Hua Hin is located bang opposite the famous Pattaya beach, that is, if you could swim across the Gulf of Thailand in a straight line. In character too, the two towns stand on the opposite ends – while Pattaya is a hub for mass tourism, Hua Hin is where the nobility of Thailand lived in earlier times and today it’s being promoted by as a premium wedding and honeymoon destination. We were told that the King and Queen of Thailand also live in Hua Hin and not in Bangkok making it a living royal city.
The biggest attraction in Hua Hin besides its beaches is its small but beautiful railway station. In Pale Yellow and red this Railway station gives the feeling of being an ethnic building rather than a mechanical rail-halting place. The most photographed part of this railway station is the Royal Pavilion that is used only by the King and his family that otherwise remains closed. You can see the ubiquitous elephant heads carved in the panels of this pavilion and that too in Yellow – the color of the present King.
Due to the king’s residence Thai Navy secures a large part of the Hua Hin shore and you can see their royal ships guarding the beach around the palace. You can of course stay at beach side resorts that dot the shore or stop by small restaurants for a meal. It is a long beach so you see the vast horizon that is only interrupted by an occasional ship or boat. This sculpture of a mermaid stood by the beach near a restaurant where we had lunch and all the photographers in the group went berserk clicking pictures of it. We stayed at the luxurious Dusit Thani Resort with a small but private beach and an Olympic sized swimming pool that never gets out of the view while you are in the property.
Night Markets are quite common in this part of the world and I strolled through Hua Hin’s night market that happens in one long street of the main market. For those who enjoy seafood, it looked liked a go to place with food on carts, in small shops and in medium sized open restaurants. There were colorful shops that sold souvenirs, garments, footwear and lots of them carried Hua Hin’s stamp on them. It is a pleasure to walk in this market as you see the tourists and shopkeepers interact and yes most of the people hovering in the market did seem to be tourists. I did not see many locals shopping here.
On the other end of shopping is Venezia – a theme-shopping complex with many attractions within the complex including a mini zoo and a 3D museum. An attempt to re-create Venice, it even lets you take Gondola ride in the artificially creates canals. The complex has an entry fees and locals feel that it should be free entry, after all who wants to pay for shopping. Attractions can have the fee for use.

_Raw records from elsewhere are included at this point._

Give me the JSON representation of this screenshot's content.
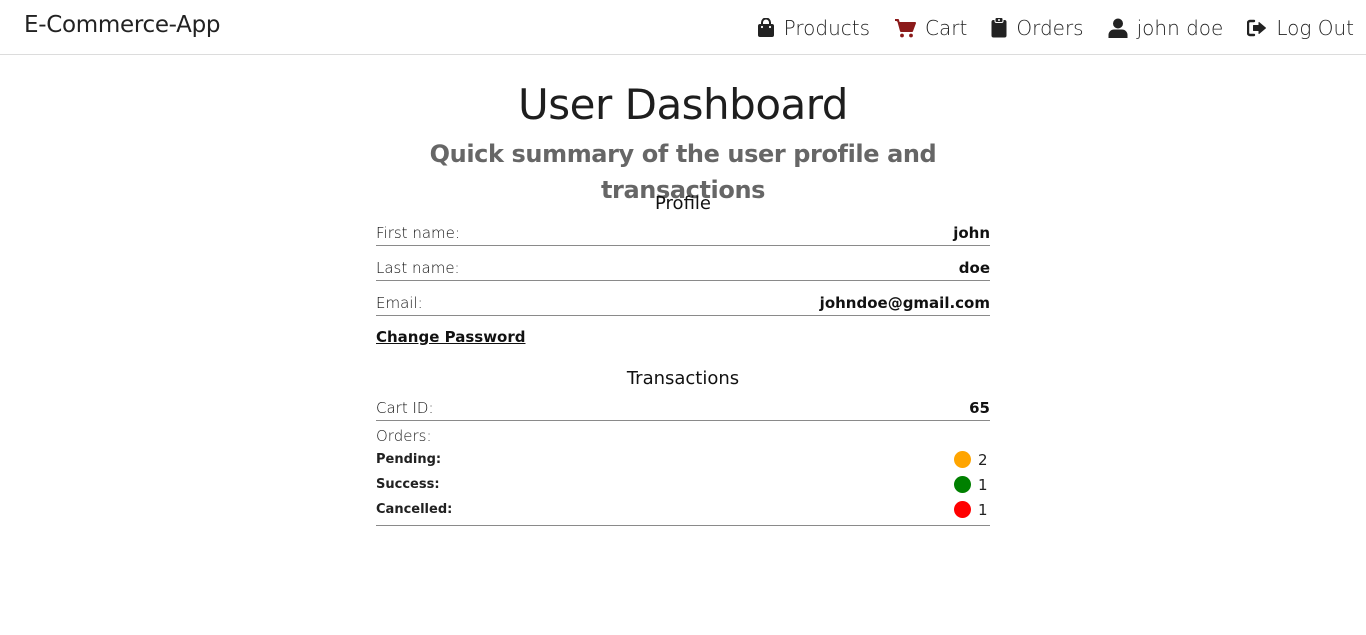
{
  "navbar": {
    "brand": "E-Commerce-App",
    "items": [
      {
        "label": "Products",
        "icon": "shopping-bag-icon"
      },
      {
        "label": "Cart",
        "icon": "cart-icon"
      },
      {
        "label": "Orders",
        "icon": "clipboard-icon"
      },
      {
        "label": "john doe",
        "icon": "user-icon"
      },
      {
        "label": "Log Out",
        "icon": "sign-out-icon"
      }
    ],
    "colors": {
      "cart_icon": "#8b1a1a",
      "text": "#222222"
    }
  },
  "page": {
    "title": "User Dashboard",
    "subtitle": "Quick summary of the user profile and transactions"
  },
  "profile": {
    "heading": "Profile",
    "rows": [
      {
        "label": "First name:",
        "value": "john"
      },
      {
        "label": "Last name:",
        "value": "doe"
      },
      {
        "label": "Email:",
        "value": "johndoe@gmail.com"
      }
    ],
    "change_password": "Change Password"
  },
  "transactions": {
    "heading": "Transactions",
    "cart": {
      "label": "Cart ID:",
      "value": "65"
    },
    "orders_label": "Orders:",
    "statuses": [
      {
        "label": "Pending:",
        "count": "2",
        "color": "#ffa500"
      },
      {
        "label": "Success:",
        "count": "1",
        "color": "#008000"
      },
      {
        "label": "Cancelled:",
        "count": "1",
        "color": "#ff0000"
      }
    ]
  }
}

I tried traditional Thai massage at Nicha Health Spa and it was quite an experience. It was a dry massage where the masseur literally stands on top of you and twists and turns around your body. At times I was scared and felt I would not get up from that bed with all my bones intact and had to tell my masseur to stop. Overall after the massage it did feel good as if all the tiredness has been squeezed out of the body. Massage room had a series of beds all around that can be separated by movable curtains and about 20 odd people can take the massage simultaneously.
Go to Hua Hin when you want to have a quite holiday by the beach, away from too many tourists.